You have a great site. Regards, Carolann Cameron.
||Brian, I like your website. I read with interest Richard Crow’s recollections of pre-war Rangoon. My grandfather James McDonald was based in Rangoon
at this time and I believe left shortly before the Japanese invasion. I was told he was an engineer in the Port of Rangoon. He was born in Govan,
Glasgow and I have a recollection that he had worked at one time for the Paddy Henderson Line. Regards, Alan McDonald
||Brian, It is sometime since we communicated and you and your friends identified the ship my father was on. I have a little more information
and I thought you would like to have a small update, confirmation and thus closure on this little project. Last week I finally received
my fathers original service records (not a transcribed version from the 90's) and can now confirm 100% that he was on the Tabinta when he
returned from the far east. It seems the manifest and passenger records were destroyed in the 1970's but I did find the route and ports
the Tabinta docked at by reviewing Dutch newspapers. He left Singapore on the 2 Dec 1947, travelled via the Suez Canal and arrived at
Southampton on the 26 Dec 1947, therefore I can now also date the picture. Sadly, I lost my mother a month ago before I found the latter
this week but she was very pleased to know which ship he was on, therefore and again, a big thank you from my Mum and myself,
to one and all. Nige.
||Hi Brian. It is fantastic to use the internet for such positive purposes. It would be a privilege to see my Grandfather's own words
adding to the existing body of knowledge. I have attached the scanned documents - please do let me know if you have any difficulties
accessing these. My father (John's eldest son) understands that his role was Engineer (possibly 2nd Engineer). The account was written
circa 1970 - John wrote this for the Dorset and Bournemouth Constabulary magazine. Thank you once again for your interest.
Kind regards, Jo
||Hi Brian, My Dad was on the Bonnington Court - he always carried a photo of Wally - I suppose that must be William - in his wallet until he died
aged 90 in 2007. In the picture, Wally is wearing a dirty vest, standing on deck of Bonnington, holding a filthy rag at arms length. Apparently,
the bomb went down the funnel, straight into the Engine room. Wally had taken my Dad's watch and we'd often go to Blackheath memorial in London
to pay our respects. I also have my Dad's log book which clearly states that the crew were discharged at Sea. My dad remained in the merchant navy

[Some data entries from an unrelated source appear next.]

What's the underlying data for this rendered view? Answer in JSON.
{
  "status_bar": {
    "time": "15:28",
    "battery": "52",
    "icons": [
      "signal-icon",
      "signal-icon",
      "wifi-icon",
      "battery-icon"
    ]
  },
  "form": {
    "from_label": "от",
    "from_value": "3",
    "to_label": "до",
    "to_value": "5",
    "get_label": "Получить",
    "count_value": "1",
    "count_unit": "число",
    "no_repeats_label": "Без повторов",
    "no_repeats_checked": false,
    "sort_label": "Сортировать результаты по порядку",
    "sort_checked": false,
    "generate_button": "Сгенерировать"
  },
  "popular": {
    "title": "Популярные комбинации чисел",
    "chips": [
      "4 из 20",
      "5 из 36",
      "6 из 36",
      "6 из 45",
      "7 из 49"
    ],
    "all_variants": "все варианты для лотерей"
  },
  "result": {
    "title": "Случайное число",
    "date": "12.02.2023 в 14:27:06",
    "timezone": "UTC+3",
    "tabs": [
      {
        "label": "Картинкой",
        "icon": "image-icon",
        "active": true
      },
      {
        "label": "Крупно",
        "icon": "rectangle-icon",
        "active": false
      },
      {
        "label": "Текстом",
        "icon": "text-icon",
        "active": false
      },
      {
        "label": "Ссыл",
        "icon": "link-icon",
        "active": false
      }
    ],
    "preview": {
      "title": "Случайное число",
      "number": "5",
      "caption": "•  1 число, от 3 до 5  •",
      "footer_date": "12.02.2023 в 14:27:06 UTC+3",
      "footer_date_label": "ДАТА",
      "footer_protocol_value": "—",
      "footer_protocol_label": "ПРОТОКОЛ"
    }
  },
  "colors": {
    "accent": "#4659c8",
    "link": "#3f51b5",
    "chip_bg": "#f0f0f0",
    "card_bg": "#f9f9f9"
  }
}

all his life. He ended up working for General Steam - he was the ship yard manager in Deptford when it was finally closed down. He then joined P&O,
worked as consultant engineer on MV Norland and was chief engineer on that vessel until he was made to retire at 60 - when he was at the height
of his career and knowledge - he loved the sea! Thank you for documenting the vessel - very interesting. Sarah Bioletti